You thank the woman, wish her a good day, and continue on down the road.
Later that night, tucked up in your hotel room, you pull the egg out of your bag. You smile and open it, curious to see what you’ll find.
Inside the pale shell, surrounded by vaguely iridescent fluff of some kind (you think it feels like some kind of unspun fiber, like raw silk maybe, but you aren’t sure), is a small, gold-colored ring. Must be a “magic” ring, you think, and chuckle at the silliness of it all. You go to sleep, pleased with your day’s little side adventure.

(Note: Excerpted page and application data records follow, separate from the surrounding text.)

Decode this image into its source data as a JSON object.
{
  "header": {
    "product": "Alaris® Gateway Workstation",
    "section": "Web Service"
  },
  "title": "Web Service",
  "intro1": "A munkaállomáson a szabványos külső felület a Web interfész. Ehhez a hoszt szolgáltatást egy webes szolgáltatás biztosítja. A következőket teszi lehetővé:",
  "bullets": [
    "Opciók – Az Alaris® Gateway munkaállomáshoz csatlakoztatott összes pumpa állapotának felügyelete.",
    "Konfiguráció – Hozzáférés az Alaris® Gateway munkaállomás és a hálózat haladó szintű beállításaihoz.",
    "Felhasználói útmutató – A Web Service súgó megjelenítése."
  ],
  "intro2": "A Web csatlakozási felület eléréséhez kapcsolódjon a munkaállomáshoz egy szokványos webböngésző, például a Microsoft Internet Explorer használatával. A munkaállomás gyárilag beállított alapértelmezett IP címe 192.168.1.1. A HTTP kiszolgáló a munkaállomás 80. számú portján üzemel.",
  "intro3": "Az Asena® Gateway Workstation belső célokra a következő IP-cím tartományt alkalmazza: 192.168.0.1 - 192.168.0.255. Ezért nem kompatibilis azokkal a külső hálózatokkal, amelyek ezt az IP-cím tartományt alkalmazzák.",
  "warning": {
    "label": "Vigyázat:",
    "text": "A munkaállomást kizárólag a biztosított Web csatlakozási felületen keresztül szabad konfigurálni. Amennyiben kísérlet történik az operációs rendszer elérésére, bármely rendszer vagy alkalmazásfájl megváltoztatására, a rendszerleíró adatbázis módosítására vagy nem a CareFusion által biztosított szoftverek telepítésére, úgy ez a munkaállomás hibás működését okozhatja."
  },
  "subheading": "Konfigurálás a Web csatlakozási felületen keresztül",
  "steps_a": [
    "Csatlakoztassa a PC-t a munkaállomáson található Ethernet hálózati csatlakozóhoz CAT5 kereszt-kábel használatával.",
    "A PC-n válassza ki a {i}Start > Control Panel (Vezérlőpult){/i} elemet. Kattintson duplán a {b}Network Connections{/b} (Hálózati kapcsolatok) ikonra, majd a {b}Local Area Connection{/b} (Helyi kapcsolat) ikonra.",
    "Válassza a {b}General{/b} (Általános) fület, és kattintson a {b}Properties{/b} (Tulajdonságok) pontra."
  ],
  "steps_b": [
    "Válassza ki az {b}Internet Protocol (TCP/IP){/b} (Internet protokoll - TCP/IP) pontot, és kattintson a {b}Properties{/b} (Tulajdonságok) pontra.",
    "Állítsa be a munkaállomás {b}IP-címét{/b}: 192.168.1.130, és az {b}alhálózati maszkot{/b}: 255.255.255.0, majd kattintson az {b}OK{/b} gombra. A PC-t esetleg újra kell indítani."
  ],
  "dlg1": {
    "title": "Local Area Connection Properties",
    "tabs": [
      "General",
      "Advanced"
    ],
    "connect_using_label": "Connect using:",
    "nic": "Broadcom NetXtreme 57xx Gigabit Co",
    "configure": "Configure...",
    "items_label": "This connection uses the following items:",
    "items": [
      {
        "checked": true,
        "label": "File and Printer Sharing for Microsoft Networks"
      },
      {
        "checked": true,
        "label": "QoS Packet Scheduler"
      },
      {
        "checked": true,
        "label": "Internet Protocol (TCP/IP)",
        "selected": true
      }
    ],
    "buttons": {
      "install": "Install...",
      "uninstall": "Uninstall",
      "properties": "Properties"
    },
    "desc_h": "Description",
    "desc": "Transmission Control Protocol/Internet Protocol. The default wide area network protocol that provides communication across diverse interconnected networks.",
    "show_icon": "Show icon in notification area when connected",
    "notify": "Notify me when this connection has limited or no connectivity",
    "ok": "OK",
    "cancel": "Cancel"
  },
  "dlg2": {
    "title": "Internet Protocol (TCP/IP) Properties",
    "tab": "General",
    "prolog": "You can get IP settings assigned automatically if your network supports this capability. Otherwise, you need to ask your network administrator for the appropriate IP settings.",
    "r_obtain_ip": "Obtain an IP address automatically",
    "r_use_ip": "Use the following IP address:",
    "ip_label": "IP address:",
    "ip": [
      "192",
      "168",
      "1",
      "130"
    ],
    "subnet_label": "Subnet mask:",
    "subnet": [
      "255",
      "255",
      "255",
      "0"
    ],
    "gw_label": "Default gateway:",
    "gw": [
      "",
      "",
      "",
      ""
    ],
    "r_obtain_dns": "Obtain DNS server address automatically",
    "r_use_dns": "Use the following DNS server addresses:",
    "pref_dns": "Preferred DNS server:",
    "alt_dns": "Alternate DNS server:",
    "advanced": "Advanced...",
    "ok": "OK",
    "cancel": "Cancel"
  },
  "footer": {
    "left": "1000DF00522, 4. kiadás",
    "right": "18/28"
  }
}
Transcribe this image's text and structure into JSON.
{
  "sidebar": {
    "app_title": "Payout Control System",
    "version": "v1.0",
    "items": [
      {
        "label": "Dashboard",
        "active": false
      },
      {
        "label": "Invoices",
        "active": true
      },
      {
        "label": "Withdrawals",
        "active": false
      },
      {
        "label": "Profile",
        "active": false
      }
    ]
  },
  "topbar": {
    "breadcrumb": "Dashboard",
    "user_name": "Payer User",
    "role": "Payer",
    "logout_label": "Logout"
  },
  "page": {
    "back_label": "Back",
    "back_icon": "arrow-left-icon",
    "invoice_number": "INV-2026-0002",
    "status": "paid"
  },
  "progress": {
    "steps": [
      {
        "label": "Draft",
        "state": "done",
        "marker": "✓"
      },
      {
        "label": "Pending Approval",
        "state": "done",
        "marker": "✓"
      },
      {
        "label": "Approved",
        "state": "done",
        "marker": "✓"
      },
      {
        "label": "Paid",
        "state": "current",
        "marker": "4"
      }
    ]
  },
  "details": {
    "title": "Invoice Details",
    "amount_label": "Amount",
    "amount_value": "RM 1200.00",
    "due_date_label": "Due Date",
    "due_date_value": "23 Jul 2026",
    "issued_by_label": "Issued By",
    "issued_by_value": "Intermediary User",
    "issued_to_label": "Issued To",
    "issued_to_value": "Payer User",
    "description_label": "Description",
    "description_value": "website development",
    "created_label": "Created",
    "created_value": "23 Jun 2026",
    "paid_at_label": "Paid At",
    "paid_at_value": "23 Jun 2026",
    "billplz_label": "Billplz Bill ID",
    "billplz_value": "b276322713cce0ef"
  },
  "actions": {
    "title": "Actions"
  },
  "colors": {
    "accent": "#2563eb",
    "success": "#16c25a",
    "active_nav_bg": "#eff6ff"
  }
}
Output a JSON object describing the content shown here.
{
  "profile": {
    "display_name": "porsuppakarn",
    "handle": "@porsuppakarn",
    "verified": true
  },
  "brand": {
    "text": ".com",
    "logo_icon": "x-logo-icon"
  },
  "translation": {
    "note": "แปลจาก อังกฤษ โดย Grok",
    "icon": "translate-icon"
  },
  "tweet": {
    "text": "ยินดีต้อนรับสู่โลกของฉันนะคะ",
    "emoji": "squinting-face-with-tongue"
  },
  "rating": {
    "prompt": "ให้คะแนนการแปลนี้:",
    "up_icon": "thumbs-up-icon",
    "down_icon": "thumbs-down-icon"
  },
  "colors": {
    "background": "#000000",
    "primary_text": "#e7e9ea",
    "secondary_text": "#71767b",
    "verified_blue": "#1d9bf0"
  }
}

It takes you some time to notice it, but whenever you have the ring with you you have strangely good luck finding parking spaces. Always in the most convenient locations no matter how busy or crowded a parking area is. You think of the strange woman at the rest stop and wonder. You shrug, and tell yourself it’s just a coincidence – after all, magic rings and chicken-legged huts that lay eggs aren’t really real – but you also never leave home without the ring and you never have to struggle to find parking again.
(If you liked what you just read, please feel free to toss a few coins at your mostly friendly resident word-witch!)